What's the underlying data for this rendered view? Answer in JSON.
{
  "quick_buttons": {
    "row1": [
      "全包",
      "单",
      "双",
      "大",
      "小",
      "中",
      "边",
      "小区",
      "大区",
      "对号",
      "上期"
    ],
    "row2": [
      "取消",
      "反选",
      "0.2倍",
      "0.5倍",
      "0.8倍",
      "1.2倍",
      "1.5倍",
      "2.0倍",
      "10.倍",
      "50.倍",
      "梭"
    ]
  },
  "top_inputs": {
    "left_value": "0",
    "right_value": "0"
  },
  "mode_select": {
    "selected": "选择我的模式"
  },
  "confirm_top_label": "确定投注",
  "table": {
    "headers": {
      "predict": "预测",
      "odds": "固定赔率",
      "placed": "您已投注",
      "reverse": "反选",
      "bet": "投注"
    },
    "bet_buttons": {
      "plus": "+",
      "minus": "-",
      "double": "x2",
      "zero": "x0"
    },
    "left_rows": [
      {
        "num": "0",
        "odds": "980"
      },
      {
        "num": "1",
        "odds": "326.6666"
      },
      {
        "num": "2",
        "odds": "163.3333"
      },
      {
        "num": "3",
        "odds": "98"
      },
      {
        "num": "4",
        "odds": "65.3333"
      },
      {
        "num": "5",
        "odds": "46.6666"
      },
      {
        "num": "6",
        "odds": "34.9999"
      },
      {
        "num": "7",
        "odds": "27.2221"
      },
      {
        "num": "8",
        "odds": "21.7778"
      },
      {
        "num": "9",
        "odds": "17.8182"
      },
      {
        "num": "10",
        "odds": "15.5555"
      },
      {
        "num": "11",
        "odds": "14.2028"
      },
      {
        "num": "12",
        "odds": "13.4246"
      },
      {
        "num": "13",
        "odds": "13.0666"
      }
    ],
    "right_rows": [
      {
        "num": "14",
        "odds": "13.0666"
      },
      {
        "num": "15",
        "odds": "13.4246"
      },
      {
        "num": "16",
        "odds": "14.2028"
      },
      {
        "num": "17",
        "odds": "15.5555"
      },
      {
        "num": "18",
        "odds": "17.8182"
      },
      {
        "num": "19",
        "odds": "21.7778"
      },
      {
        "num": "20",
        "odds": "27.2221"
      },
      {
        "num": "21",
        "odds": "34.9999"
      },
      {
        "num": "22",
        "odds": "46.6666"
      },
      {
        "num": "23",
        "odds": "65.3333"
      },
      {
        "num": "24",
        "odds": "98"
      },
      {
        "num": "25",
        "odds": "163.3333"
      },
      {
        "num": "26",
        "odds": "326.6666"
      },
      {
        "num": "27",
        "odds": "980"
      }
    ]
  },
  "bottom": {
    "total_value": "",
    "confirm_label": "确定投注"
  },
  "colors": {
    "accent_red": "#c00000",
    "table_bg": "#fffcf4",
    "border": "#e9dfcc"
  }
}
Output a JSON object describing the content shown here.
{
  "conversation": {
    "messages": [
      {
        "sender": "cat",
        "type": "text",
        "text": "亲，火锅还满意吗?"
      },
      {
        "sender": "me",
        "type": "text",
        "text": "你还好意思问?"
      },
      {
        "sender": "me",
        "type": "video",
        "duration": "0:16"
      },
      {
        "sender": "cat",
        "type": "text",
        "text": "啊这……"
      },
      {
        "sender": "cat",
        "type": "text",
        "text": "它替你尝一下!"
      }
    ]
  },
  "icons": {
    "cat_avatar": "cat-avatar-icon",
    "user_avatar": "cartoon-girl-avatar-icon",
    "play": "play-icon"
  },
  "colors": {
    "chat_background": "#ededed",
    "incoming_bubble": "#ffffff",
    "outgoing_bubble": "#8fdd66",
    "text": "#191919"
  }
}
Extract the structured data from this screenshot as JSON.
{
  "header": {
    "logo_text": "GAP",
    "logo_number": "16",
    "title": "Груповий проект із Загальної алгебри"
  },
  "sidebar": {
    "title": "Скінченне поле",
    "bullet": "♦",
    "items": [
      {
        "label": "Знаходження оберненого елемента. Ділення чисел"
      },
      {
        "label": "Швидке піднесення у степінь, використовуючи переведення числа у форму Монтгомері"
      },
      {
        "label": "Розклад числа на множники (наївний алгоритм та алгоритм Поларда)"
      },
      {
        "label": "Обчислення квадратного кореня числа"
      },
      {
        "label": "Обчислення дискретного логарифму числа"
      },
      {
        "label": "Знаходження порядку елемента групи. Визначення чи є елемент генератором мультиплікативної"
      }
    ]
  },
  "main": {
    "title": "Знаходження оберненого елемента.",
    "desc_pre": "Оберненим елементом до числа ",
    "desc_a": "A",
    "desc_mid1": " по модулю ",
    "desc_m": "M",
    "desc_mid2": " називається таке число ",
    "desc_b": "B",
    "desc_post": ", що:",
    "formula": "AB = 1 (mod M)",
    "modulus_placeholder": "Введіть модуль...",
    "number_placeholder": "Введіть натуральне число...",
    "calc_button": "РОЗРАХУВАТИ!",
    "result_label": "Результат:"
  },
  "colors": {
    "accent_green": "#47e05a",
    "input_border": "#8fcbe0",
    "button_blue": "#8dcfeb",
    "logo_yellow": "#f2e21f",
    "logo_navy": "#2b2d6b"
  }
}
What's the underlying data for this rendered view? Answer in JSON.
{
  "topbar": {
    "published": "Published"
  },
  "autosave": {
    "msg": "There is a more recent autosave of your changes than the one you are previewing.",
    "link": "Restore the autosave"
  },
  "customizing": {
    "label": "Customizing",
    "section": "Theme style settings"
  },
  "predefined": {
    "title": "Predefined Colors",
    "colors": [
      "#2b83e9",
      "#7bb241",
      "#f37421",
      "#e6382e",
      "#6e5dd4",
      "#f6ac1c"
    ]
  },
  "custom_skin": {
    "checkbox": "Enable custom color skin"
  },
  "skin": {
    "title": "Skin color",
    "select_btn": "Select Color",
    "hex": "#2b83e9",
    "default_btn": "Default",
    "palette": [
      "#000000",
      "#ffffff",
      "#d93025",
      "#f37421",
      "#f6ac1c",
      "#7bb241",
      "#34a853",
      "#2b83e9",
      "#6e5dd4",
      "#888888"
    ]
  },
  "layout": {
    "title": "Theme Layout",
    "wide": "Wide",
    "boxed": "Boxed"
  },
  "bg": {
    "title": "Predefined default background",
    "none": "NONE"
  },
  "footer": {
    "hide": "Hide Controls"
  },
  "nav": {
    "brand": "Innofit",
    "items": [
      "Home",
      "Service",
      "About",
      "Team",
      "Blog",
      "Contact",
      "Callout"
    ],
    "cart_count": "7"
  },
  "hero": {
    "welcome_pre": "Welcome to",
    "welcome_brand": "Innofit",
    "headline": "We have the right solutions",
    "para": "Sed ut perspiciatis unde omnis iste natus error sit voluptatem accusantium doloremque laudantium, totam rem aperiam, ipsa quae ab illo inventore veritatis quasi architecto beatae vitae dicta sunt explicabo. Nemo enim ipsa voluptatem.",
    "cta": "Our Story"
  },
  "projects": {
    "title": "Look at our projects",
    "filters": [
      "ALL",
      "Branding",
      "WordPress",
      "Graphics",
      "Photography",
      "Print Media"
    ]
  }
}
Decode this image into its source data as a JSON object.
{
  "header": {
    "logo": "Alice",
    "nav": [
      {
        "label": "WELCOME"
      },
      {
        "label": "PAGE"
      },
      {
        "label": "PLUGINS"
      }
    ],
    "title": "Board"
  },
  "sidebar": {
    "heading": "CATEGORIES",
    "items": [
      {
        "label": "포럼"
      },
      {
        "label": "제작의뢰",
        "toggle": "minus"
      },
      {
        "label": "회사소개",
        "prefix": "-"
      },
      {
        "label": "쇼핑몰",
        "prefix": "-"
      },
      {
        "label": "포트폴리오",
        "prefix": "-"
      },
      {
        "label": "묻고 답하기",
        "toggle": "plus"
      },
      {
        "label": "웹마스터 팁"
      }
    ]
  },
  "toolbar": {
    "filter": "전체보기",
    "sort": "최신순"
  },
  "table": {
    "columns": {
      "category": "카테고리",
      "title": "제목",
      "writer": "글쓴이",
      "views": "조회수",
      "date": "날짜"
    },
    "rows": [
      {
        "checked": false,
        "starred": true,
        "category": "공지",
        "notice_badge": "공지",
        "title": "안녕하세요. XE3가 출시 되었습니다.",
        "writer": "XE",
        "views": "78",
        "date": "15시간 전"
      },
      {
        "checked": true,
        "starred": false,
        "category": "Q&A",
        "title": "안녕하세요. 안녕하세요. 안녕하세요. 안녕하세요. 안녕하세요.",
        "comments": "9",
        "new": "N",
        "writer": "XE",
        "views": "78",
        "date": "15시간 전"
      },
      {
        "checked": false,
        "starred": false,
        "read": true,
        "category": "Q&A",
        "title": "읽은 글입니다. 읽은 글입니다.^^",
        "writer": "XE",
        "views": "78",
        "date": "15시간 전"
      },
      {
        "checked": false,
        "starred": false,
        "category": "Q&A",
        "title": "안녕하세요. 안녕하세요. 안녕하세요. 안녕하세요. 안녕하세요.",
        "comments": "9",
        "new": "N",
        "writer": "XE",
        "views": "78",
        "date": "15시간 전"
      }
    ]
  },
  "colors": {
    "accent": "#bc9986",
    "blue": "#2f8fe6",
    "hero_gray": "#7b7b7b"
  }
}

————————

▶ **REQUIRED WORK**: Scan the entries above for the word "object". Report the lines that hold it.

▶ **EXERCISE SOLUTION**:
Output a JSON object describing the content shown here.
Decode this image into its source data as a JSON object.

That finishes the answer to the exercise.